    UK will be 'run for the wealthy and powerful' if Tories retain power
    Rare and exclusive video shows the horrific price paid by activists for challenging the rule of jihadist extremists in Syria

    The price to be paid for challenging the rule of extremists

    A revolution now 'consuming its own children'
    Welcome to the world of Megagames

    Welcome to the world of Megagames

    300 players take part in Watch the Skies! board game in London
    'Nymphomaniac' actress reveals what it was really like to star in one of the most explicit films ever

    Charlotte Gainsbourg on 'Nymphomaniac'

    Starring in one of the most explicit films ever
    Robert Fisk in Abu Dhabi: The Emirates' out-of-sight migrant workers helping to build the dream projects of its rulers

    Robert Fisk in Abu Dhabi

    The Emirates' out-of-sight migrant workers helping to build the dream projects of its rulers
    Vince Cable interview: Charging fees for employment tribunals was 'a very bad move'

    Vince Cable exclusive interview

    Charging fees for employment tribunals was 'a very bad move'
    Iwan Rheon interview: Game of Thrones star returns to his Welsh roots to record debut album

    Iwan Rheon is returning to his Welsh roots
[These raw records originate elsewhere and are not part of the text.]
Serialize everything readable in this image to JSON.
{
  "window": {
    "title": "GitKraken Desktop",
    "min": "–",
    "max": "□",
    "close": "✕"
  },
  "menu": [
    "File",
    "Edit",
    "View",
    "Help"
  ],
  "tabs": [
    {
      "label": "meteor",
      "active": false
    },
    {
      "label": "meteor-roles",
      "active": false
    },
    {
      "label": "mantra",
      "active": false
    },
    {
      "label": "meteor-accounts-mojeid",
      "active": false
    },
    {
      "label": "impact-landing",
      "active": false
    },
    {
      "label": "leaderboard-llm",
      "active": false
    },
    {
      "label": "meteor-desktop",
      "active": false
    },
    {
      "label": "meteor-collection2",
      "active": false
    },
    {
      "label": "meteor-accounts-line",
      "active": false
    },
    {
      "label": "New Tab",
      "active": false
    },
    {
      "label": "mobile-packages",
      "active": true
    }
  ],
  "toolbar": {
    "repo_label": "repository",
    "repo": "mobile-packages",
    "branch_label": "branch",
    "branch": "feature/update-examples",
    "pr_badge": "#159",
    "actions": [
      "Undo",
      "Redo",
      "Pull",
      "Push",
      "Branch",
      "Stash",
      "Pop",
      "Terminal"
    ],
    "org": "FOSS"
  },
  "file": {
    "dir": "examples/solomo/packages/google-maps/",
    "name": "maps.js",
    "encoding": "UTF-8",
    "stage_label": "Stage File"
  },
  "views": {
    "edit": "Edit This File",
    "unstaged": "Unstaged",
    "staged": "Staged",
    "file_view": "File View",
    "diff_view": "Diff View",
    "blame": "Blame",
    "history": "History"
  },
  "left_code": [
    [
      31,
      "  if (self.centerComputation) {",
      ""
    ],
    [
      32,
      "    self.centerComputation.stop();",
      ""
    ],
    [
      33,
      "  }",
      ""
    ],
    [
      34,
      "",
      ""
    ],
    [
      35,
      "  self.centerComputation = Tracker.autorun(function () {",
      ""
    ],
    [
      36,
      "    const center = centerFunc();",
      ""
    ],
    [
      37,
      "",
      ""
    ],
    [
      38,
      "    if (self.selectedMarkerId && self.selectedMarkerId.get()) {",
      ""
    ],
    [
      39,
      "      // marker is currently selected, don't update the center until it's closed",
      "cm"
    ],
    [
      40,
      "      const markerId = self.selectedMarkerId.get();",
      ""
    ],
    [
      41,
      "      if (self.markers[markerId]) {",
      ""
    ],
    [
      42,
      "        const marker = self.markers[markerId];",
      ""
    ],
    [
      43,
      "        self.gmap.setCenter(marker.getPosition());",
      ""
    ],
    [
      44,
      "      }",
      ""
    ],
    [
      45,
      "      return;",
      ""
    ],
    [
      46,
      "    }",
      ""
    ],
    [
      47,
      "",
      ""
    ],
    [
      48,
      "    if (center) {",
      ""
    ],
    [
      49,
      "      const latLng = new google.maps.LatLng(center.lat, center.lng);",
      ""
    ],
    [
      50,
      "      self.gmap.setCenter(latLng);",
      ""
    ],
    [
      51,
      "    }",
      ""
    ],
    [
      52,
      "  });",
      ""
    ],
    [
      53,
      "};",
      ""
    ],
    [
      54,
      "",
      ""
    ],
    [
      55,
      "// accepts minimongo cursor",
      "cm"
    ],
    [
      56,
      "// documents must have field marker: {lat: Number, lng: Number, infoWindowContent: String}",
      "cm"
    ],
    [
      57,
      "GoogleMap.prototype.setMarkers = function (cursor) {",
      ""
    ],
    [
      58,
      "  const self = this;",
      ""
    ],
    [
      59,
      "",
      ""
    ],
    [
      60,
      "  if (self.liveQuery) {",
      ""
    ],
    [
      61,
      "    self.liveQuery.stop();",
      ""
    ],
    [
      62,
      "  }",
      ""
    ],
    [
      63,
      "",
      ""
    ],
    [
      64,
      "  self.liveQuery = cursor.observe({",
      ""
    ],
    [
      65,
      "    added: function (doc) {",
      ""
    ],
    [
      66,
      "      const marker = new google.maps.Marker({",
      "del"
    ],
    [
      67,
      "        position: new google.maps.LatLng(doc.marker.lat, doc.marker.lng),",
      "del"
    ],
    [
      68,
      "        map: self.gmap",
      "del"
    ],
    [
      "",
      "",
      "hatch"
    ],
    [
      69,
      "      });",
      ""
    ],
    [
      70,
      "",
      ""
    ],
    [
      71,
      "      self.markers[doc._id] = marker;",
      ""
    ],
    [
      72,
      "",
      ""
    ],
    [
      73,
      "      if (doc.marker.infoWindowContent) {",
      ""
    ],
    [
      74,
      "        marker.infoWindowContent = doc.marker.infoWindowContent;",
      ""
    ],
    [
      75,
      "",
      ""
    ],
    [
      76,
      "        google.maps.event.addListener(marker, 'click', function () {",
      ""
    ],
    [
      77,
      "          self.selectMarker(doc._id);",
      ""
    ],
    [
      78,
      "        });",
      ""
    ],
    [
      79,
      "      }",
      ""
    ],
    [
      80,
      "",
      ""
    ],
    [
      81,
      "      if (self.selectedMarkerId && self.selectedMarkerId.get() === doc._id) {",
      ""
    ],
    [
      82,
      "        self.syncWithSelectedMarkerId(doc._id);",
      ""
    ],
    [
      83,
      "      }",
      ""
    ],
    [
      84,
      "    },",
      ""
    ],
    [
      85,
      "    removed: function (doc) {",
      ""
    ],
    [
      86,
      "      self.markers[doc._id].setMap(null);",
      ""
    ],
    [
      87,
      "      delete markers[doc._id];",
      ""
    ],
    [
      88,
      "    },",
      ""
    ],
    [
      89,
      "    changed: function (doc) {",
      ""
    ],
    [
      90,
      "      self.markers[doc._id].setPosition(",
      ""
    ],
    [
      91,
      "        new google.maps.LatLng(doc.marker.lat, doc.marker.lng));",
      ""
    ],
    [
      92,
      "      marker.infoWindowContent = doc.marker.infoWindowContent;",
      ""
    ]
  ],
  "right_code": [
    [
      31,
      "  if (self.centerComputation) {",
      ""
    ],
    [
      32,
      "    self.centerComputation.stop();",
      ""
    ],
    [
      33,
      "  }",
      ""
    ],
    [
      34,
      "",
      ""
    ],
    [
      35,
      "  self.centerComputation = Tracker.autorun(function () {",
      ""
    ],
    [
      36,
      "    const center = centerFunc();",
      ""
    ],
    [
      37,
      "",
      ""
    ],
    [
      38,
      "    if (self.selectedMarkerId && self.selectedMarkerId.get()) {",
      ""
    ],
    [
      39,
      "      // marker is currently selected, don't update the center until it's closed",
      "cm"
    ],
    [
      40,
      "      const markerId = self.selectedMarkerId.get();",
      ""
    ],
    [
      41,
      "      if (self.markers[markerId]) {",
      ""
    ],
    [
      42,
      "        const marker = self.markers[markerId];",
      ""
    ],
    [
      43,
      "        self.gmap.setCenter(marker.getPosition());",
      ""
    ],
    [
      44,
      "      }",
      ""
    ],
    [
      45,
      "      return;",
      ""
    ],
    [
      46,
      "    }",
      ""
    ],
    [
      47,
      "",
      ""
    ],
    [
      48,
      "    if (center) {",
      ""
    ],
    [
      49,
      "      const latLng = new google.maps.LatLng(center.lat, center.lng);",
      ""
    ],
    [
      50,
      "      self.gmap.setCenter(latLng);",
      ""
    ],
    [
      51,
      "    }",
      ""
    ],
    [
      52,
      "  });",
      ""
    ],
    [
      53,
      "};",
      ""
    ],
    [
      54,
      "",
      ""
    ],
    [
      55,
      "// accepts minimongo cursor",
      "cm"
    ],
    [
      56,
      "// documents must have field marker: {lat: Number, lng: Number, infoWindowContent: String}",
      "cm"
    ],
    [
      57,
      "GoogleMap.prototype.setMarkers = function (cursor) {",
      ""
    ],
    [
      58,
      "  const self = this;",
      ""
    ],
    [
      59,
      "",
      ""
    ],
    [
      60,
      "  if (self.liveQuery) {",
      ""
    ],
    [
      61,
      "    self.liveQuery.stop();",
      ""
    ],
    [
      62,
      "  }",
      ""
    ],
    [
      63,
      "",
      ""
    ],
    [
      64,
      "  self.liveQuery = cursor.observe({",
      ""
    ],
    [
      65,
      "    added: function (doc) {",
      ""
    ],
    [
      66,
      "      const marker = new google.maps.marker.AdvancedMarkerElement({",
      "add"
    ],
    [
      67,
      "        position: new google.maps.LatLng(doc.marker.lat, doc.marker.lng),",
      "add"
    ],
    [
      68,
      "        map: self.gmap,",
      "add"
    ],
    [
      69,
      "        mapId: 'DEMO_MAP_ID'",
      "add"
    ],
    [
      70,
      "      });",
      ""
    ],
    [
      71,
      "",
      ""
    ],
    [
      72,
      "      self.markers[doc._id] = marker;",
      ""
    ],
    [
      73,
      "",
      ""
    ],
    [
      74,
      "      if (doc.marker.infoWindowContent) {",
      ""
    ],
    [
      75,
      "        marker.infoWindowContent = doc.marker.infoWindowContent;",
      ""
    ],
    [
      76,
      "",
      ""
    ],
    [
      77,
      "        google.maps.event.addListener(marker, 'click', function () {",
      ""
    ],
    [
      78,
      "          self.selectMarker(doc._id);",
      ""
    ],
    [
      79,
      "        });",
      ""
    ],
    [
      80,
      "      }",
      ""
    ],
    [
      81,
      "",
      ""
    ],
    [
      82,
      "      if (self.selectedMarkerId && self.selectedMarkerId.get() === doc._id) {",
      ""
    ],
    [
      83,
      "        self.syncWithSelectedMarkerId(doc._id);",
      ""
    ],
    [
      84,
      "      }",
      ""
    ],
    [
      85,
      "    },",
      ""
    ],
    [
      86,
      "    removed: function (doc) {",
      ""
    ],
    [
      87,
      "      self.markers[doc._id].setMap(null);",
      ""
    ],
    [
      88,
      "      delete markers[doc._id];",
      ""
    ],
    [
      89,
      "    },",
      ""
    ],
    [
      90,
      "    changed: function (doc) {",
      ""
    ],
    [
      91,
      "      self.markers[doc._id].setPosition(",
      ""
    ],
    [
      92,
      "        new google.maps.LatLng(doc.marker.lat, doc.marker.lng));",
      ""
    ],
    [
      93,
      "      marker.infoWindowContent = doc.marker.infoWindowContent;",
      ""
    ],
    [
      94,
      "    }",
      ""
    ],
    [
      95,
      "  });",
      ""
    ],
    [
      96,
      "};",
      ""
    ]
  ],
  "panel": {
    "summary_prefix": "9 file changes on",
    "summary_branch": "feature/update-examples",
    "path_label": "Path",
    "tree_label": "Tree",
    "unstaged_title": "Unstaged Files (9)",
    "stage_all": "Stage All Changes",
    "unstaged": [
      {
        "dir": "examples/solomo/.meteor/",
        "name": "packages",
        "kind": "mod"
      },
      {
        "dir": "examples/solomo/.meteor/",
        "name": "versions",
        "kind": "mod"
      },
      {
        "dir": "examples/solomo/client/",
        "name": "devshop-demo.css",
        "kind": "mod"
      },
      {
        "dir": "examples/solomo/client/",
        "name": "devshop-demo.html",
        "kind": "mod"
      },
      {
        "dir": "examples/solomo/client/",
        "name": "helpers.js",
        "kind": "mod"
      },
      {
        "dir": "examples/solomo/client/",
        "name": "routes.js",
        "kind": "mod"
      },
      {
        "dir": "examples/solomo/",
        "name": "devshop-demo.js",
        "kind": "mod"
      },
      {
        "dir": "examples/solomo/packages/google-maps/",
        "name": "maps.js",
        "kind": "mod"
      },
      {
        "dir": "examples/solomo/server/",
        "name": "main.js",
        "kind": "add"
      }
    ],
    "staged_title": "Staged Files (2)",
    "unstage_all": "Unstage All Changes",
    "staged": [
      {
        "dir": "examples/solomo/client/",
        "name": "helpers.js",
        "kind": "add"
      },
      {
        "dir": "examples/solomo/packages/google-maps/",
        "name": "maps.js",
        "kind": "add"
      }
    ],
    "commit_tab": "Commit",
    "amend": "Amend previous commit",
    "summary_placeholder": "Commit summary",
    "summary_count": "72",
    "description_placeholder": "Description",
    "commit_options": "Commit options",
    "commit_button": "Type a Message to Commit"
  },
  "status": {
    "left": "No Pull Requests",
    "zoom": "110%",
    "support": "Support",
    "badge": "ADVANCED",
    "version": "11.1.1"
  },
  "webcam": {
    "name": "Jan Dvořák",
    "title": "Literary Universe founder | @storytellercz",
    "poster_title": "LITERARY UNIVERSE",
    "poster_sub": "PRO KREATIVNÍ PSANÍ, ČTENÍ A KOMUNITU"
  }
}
    Rheon is best known for his role as the Bastard of Bolton. It's gruelling playing a sadistic torturer, he tells Craig McLean, but it hasn't stopped him recording an album of Welsh psychedelia
    Russell Brand's interview with Ed Miliband has got everyone talking about The Trews

    Everyone is talking about The Trews

    Russell Brand's 'true news' videos attract millions of viewers. But today's 'Milibrand' interview introduced his resolutely amateurish style to a whole new crowd
    Morne Hardenberg interview: Cameraman for BBC's upcoming show Shark on filming the ocean's most dangerous predator

    It's time for my close-up

    Meet the man who films great whites for a living
    Increasing numbers of homeless people in America keep their mobile phones on the streets

    Homeless people keep mobile phones

    A homeless person with a smartphone is a common sight in the US. And that's creating a network where the 'hobo' community can share information - and fight stigma - like never before
    'Queer saint' Peter Watson left his mark on British culture by bankrolling artworld giants

    'Queer saint' who bankrolled artworld giants

    British culture owes a huge debt to Peter Watson, says Michael Prodger
    Pushkin Prizes: Unusual exchange programme aims to bring countries together through culture

    Pushkin Prizes brings countries together

    Ten Scottish schoolchildren and their Russian peers attended a creative writing workshop in the Highlands this week
    14 best kids' hoodies

    14 best kids' hoodies

    Don't get caught out by that wind on the beach. Zip them up in a lightweight top to see them through summer to autumn
    Robert Fisk in Abu Dhabi: The acceptable face of the Emirates

    The acceptable face of the Emirates

    Has Abu Dhabi found a way to blend petrodollars with principles, asks Robert Fisk